Teaching award honours leading Griffith educator

Professor Donna Pendergast receives her award from ACEL Qld Branch President Deborah Kember.
Professor Donna Pendergast receives her award from ACEL Qld Branch President Deborah Kember.

Dean and Head of the School of Education and Professional Studies Professor Donna Pendergast has been awarded the 2018 Miller-Grassie Award for Outstanding Leadership in Education.

Professor Pendergast was presented with the award at the Australian Council for Education Leaders’ annual executive reception last week (August 29).

In her oration Professor Pendergast emphasised collaboration, creativity and change as keywords that reflect current educational leadership in the 21st century.

“What skills do our students need for the future and for their future employment prospects and how do we do the work that is needed as leaders to achieve this?” she asked.

Citing a 2017 study The New Work Mindset — 7 new job clusters to help young people navigate the new work order- she said the demand for digital skills had increased 212% over three years, while critical thinking skills were up 65% and presentation skills 25%.

“The study highlights a change to our future workforce with artificial intelligence and automation reshaping the world of work in dramatic ways,’’ she said.

“It is evident that change features now and into the future and schools are the powerhouses of learning, incubators for social transformation and where we get our first glimpse of generational trends, patterns and behaviours.

“Schools are where we shape the future of our community, where we witness the emergence of our future athletes and academics, leaders and everyday people who collectively form our community.”

Educational leadership must also be a creative and collaborative enterprise.

“Leaders must ask questions, make connections, imagine what might be, explore options and reflect critically.
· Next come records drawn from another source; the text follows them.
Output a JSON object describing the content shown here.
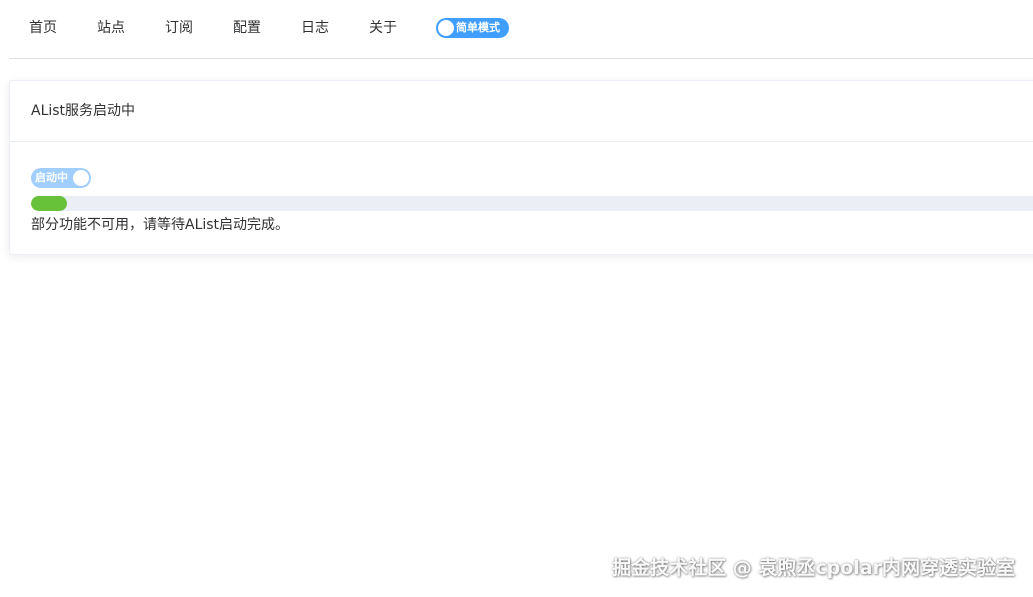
{
  "nav": {
    "items": [
      {
        "label": "首页"
      },
      {
        "label": "站点"
      },
      {
        "label": "订阅"
      },
      {
        "label": "配置"
      },
      {
        "label": "日志"
      },
      {
        "label": "关于"
      }
    ],
    "mode_toggle": {
      "label": "简单模式",
      "on": true
    }
  },
  "card": {
    "title": "AList服务启动中",
    "status_toggle": {
      "label": "启动中",
      "on": true
    },
    "progress": {
      "value_percent": 3.5
    },
    "message": "部分功能不可用，请等待AList启动完成。"
  },
  "watermark": "掘金技术社区 @ 袁煦丞cpolar内网穿透实验室",
  "colors": {
    "accent": "#409eff",
    "toggle_light": "#a0cfff",
    "progress_fill": "#67c23a",
    "progress_track": "#ebeef5"
  }
}
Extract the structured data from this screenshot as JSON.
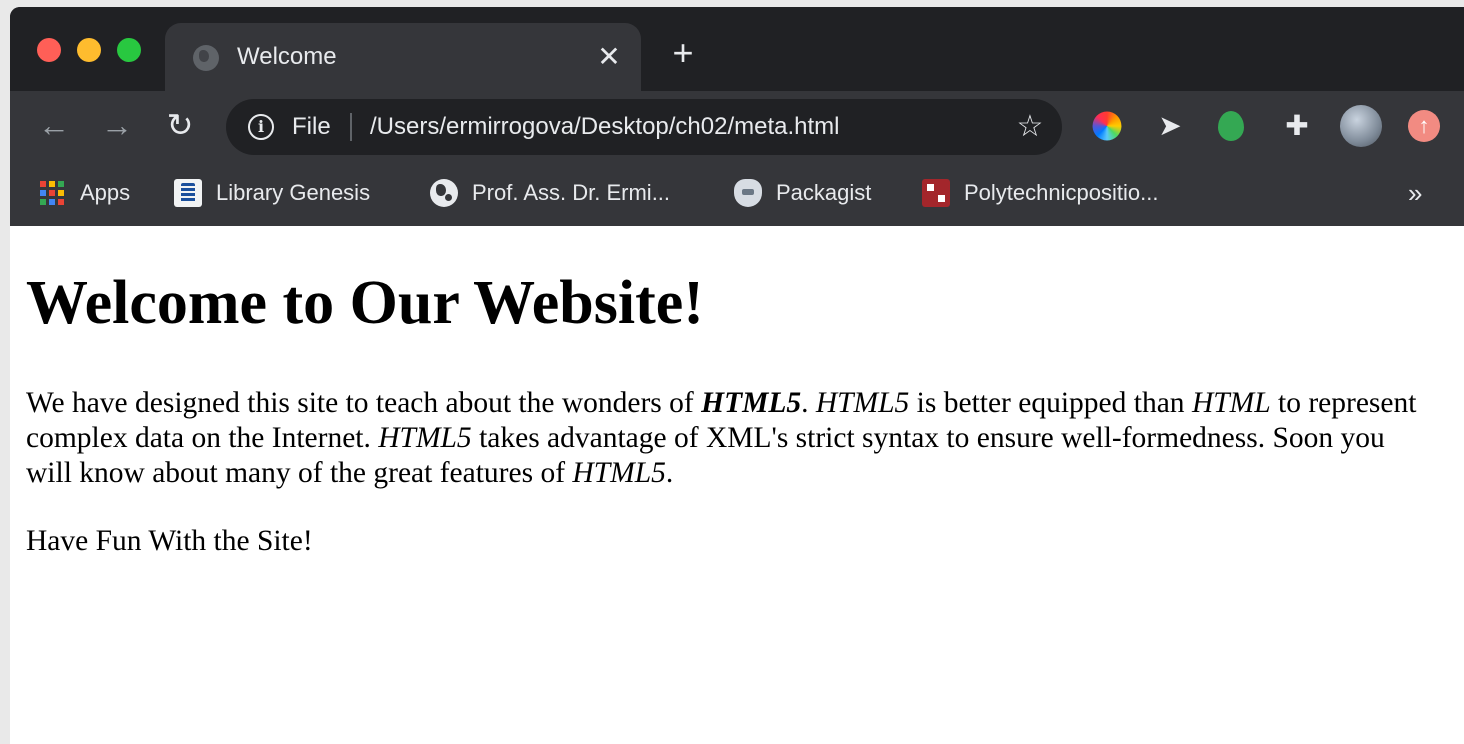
{
  "tab": {
    "title": "Welcome",
    "close_glyph": "✕",
    "new_tab_glyph": "+"
  },
  "toolbar": {
    "back_glyph": "←",
    "forward_glyph": "→",
    "reload_glyph": "↻",
    "scheme_label": "File",
    "url": "/Users/ermirrogova/Desktop/ch02/meta.html",
    "star_glyph": "☆",
    "extensions": [
      "color-wheel-icon",
      "cursor-icon",
      "green-leaf-icon",
      "puzzle-icon",
      "profile-avatar",
      "update-icon"
    ]
  },
  "bookmarks": {
    "items": [
      {
        "label": "Apps",
        "icon": "apps-grid-icon"
      },
      {
        "label": "Library Genesis",
        "icon": "library-genesis-icon"
      },
      {
        "label": "Prof. Ass. Dr. Ermi...",
        "icon": "globe-icon"
      },
      {
        "label": "Packagist",
        "icon": "packagist-icon"
      },
      {
        "label": "Polytechnicpositio...",
        "icon": "polytechnic-icon"
      }
    ],
    "overflow_glyph": "»"
  },
  "page": {
    "heading": "Welcome to Our Website!",
    "para1": [
      "We have designed this site to teach about the wonders of ",
      "HTML5",
      ". ",
      "HTML5",
      " is better equipped than ",
      "HTML",
      " to represent complex data on the Internet. ",
      "HTML5",
      " takes advantage of XML's strict syntax to ensure well-formedness. Soon you will know about many of the great features of ",
      "HTML5",
      "."
    ],
    "para2": "Have Fun With the Site!"
  },
  "colors": {
    "titlebar": "#202124",
    "toolbar": "#35363a",
    "text_light": "#e8eaed",
    "close_red": "#ff5f57",
    "minimize_yellow": "#febc2e",
    "zoom_green": "#28c840"
  }
}
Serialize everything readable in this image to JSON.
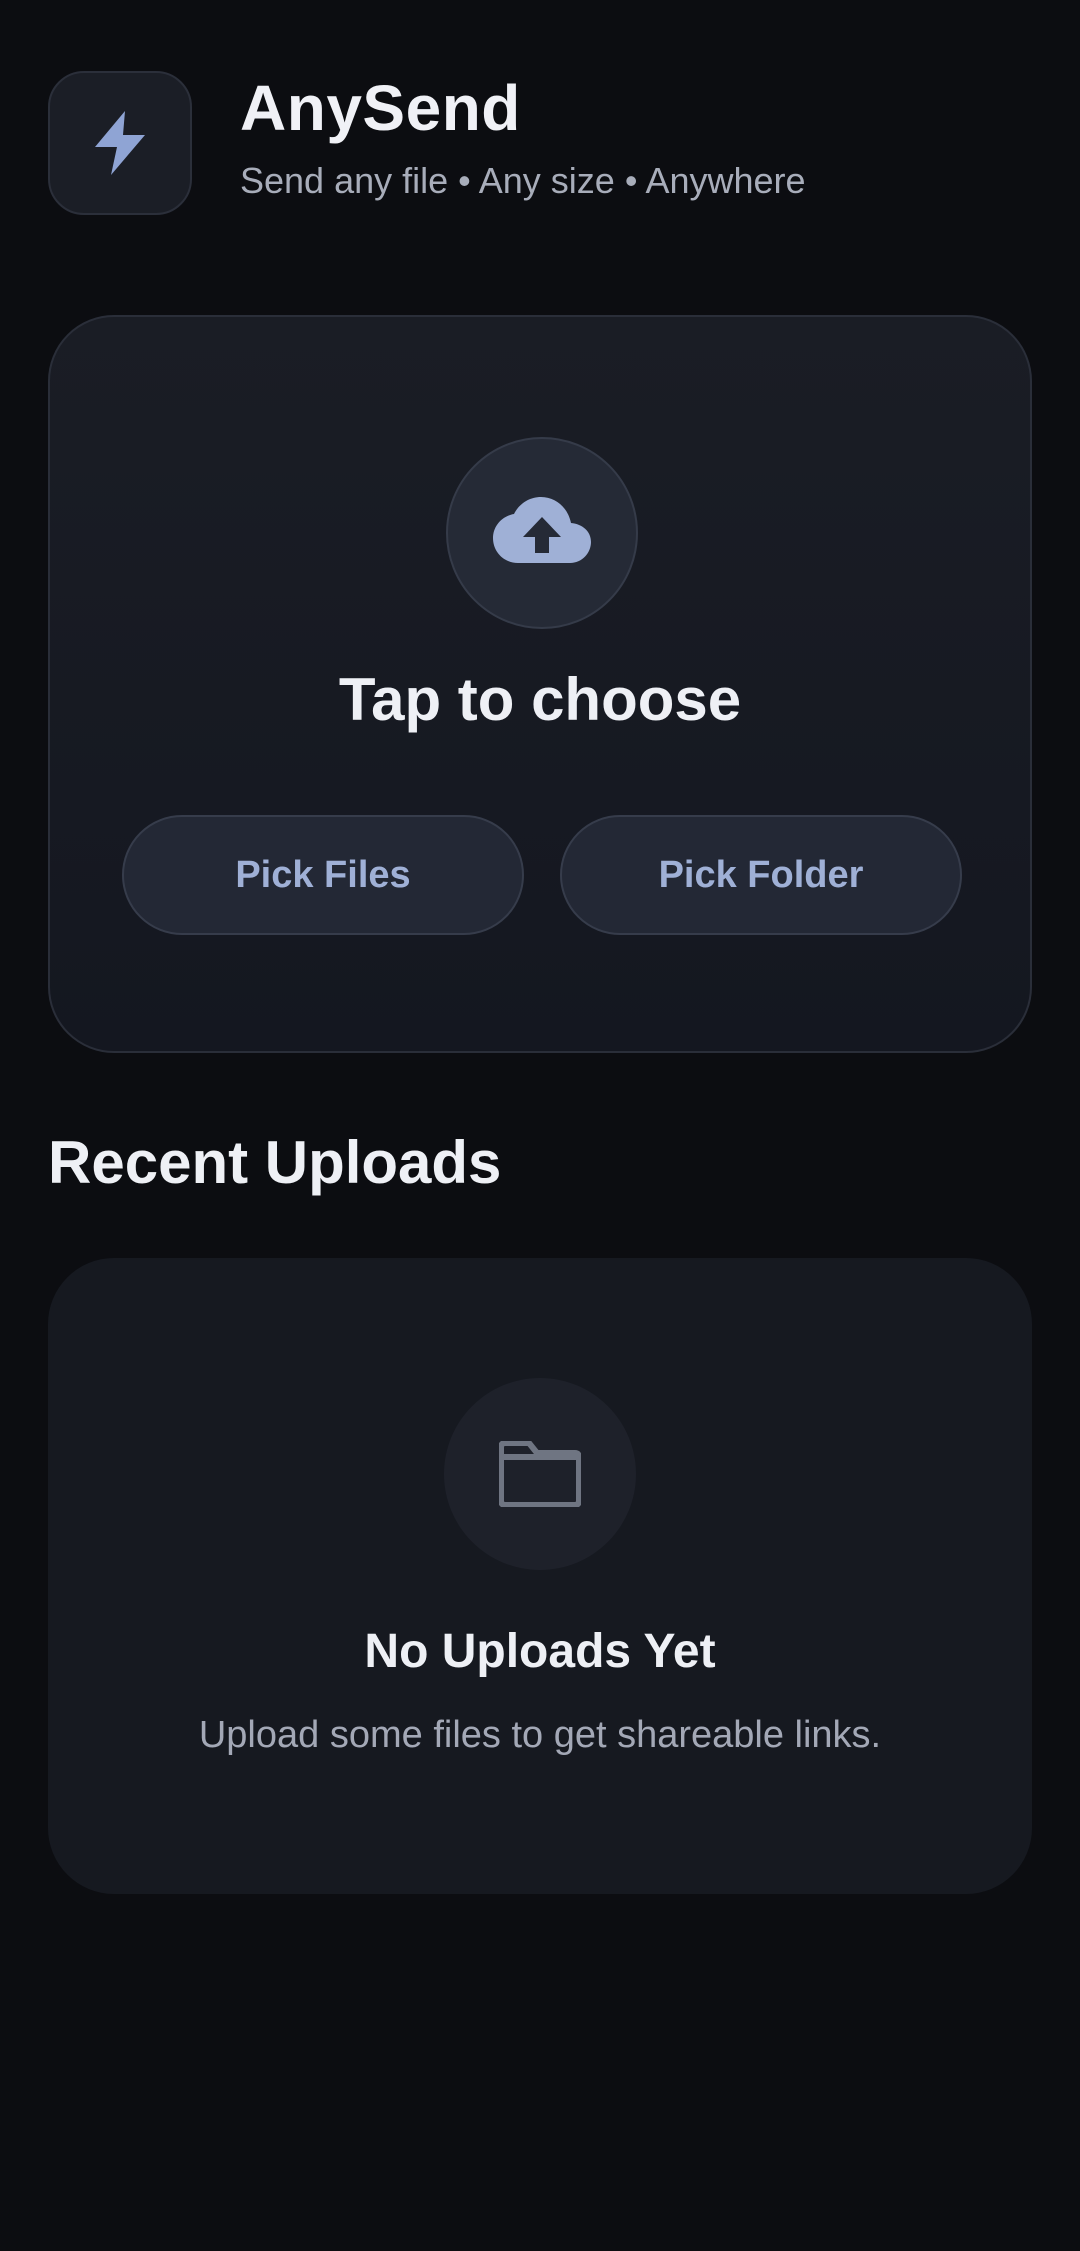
{
  "app": {
    "name": "AnySend",
    "tagline": "Send any file • Any size • Anywhere",
    "icon": "lightning-bolt-icon"
  },
  "upload": {
    "icon": "cloud-upload-icon",
    "title": "Tap to choose",
    "pick_files_label": "Pick Files",
    "pick_folder_label": "Pick Folder"
  },
  "recent": {
    "section_title": "Recent Uploads",
    "empty_icon": "folder-icon",
    "empty_title": "No Uploads Yet",
    "empty_description": "Upload some files to get shareable links."
  },
  "colors": {
    "background": "#0c0d11",
    "accent": "#9fb0d6",
    "card": "#161920"
  }
}
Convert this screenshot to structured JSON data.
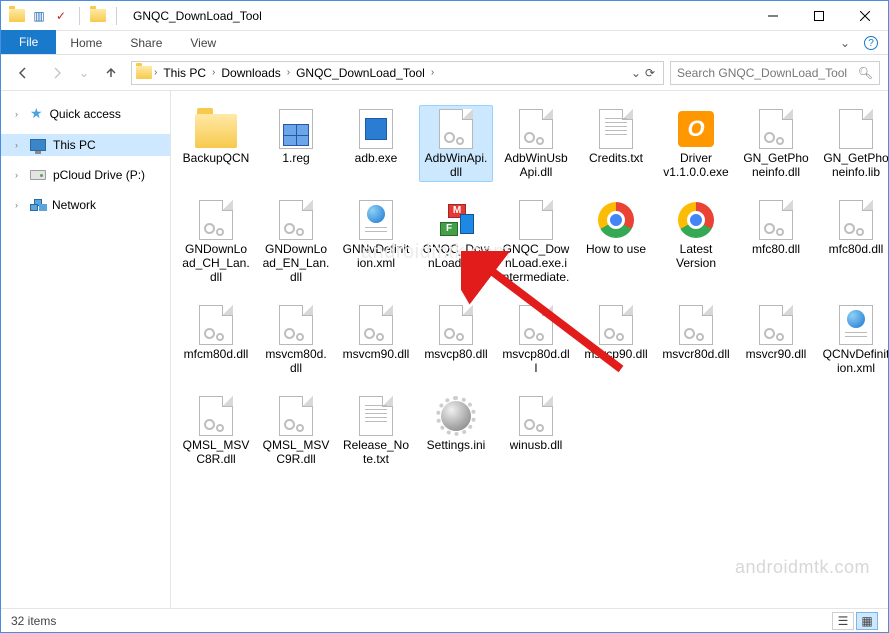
{
  "titlebar": {
    "title": "GNQC_DownLoad_Tool"
  },
  "tabs": {
    "file": "File",
    "home": "Home",
    "share": "Share",
    "view": "View"
  },
  "breadcrumb": {
    "seg1": "This PC",
    "seg2": "Downloads",
    "seg3": "GNQC_DownLoad_Tool"
  },
  "search": {
    "placeholder": "Search GNQC_DownLoad_Tool"
  },
  "sidebar": {
    "quick": "Quick access",
    "thispc": "This PC",
    "pcloud": "pCloud Drive (P:)",
    "network": "Network"
  },
  "files": [
    {
      "name": "BackupQCN",
      "type": "folder"
    },
    {
      "name": "1.reg",
      "type": "reg"
    },
    {
      "name": "adb.exe",
      "type": "exe"
    },
    {
      "name": "AdbWinApi.dll",
      "type": "dll",
      "selected": true
    },
    {
      "name": "AdbWinUsbApi.dll",
      "type": "dll"
    },
    {
      "name": "Credits.txt",
      "type": "txt"
    },
    {
      "name": "Driver v1.1.0.0.exe",
      "type": "driver"
    },
    {
      "name": "GN_GetPhoneinfo.dll",
      "type": "dll"
    },
    {
      "name": "GN_GetPhoneinfo.lib",
      "type": "page"
    },
    {
      "name": "GNDownLoad_CH_Lan.dll",
      "type": "dll"
    },
    {
      "name": "GNDownLoad_EN_Lan.dll",
      "type": "dll"
    },
    {
      "name": "GNNvDefinition.xml",
      "type": "xml"
    },
    {
      "name": "GNQC_DownLoad.exe",
      "type": "gnqc"
    },
    {
      "name": "GNQC_DownLoad.exe.intermediate.manif...",
      "type": "page"
    },
    {
      "name": "How to use",
      "type": "chrome"
    },
    {
      "name": "Latest Version",
      "type": "chrome"
    },
    {
      "name": "mfc80.dll",
      "type": "dll"
    },
    {
      "name": "mfc80d.dll",
      "type": "dll"
    },
    {
      "name": "mfcm80d.dll",
      "type": "dll"
    },
    {
      "name": "msvcm80d.dll",
      "type": "dll"
    },
    {
      "name": "msvcm90.dll",
      "type": "dll"
    },
    {
      "name": "msvcp80.dll",
      "type": "dll"
    },
    {
      "name": "msvcp80d.dll",
      "type": "dll"
    },
    {
      "name": "msvcp90.dll",
      "type": "dll"
    },
    {
      "name": "msvcr80d.dll",
      "type": "dll"
    },
    {
      "name": "msvcr90.dll",
      "type": "dll"
    },
    {
      "name": "QCNvDefinition.xml",
      "type": "xml"
    },
    {
      "name": "QMSL_MSVC8R.dll",
      "type": "dll"
    },
    {
      "name": "QMSL_MSVC9R.dll",
      "type": "dll"
    },
    {
      "name": "Release_Note.txt",
      "type": "txt"
    },
    {
      "name": "Settings.ini",
      "type": "ini"
    },
    {
      "name": "winusb.dll",
      "type": "dll"
    }
  ],
  "status": {
    "count": "32 items"
  },
  "watermark": "androidmtk.com"
}
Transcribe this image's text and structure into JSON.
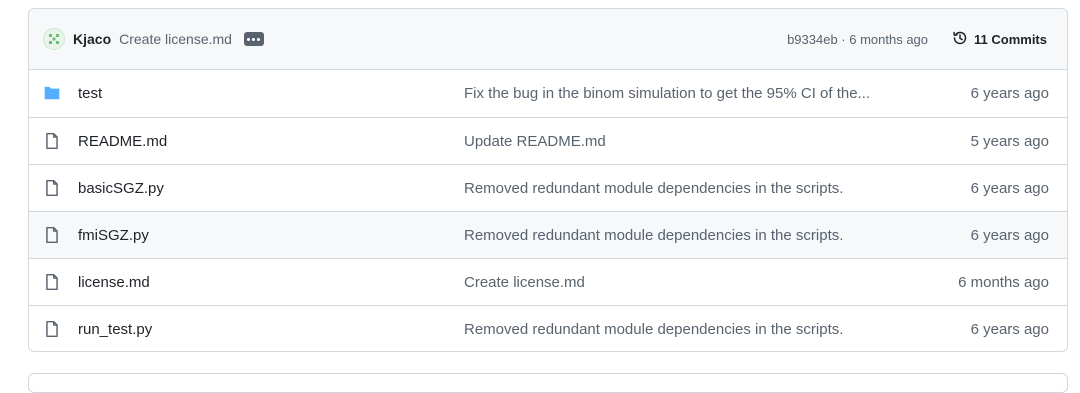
{
  "header": {
    "author": "Kjaco",
    "commit_message": "Create license.md",
    "sha_and_age": "b9334eb · 6 months ago",
    "commits_label": "11 Commits"
  },
  "files": [
    {
      "type": "folder",
      "name": "test",
      "message": "Fix the bug in the binom simulation to get the 95% CI of the...",
      "age": "6 years ago"
    },
    {
      "type": "file",
      "name": "README.md",
      "message": "Update README.md",
      "age": "5 years ago"
    },
    {
      "type": "file",
      "name": "basicSGZ.py",
      "message": "Removed redundant module dependencies in the scripts.",
      "age": "6 years ago"
    },
    {
      "type": "file",
      "name": "fmiSGZ.py",
      "message": "Removed redundant module dependencies in the scripts.",
      "age": "6 years ago"
    },
    {
      "type": "file",
      "name": "license.md",
      "message": "Create license.md",
      "age": "6 months ago"
    },
    {
      "type": "file",
      "name": "run_test.py",
      "message": "Removed redundant module dependencies in the scripts.",
      "age": "6 years ago"
    }
  ],
  "colors": {
    "folder": "#54aeff",
    "border": "#d1d9e0",
    "header_bg": "#f6f8fa",
    "muted_text": "#59636e"
  }
}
They must constantly ask ‘what if’?. They must also be willing to ‘unlearn’ and to enable others to unlearn.

“Nurturing emotional intelligence capabilities is essential to harness the power of collaboration.

“We need leadership to enable the kind of reform that is beyond political cycles, is transformative and evidence based, not based on tradition, routine or anecdotally constructed.”

But most importantly, she said, “We need leadership to see this leadership in classrooms, where everyone is a pedagogical leader, a creator, a change agent and a collaborator.

“We also need leaders who are proactive, not reactive and have a sense of the legacy they will leave long after their leadership journey is over.”

The annual Miller-Grassie address and President’s Citation acknowledges and perpetuates the memory of the life and work of pioneering educational leaders,Dr Laurie Miller and Associate Professor MacCrae Grassie.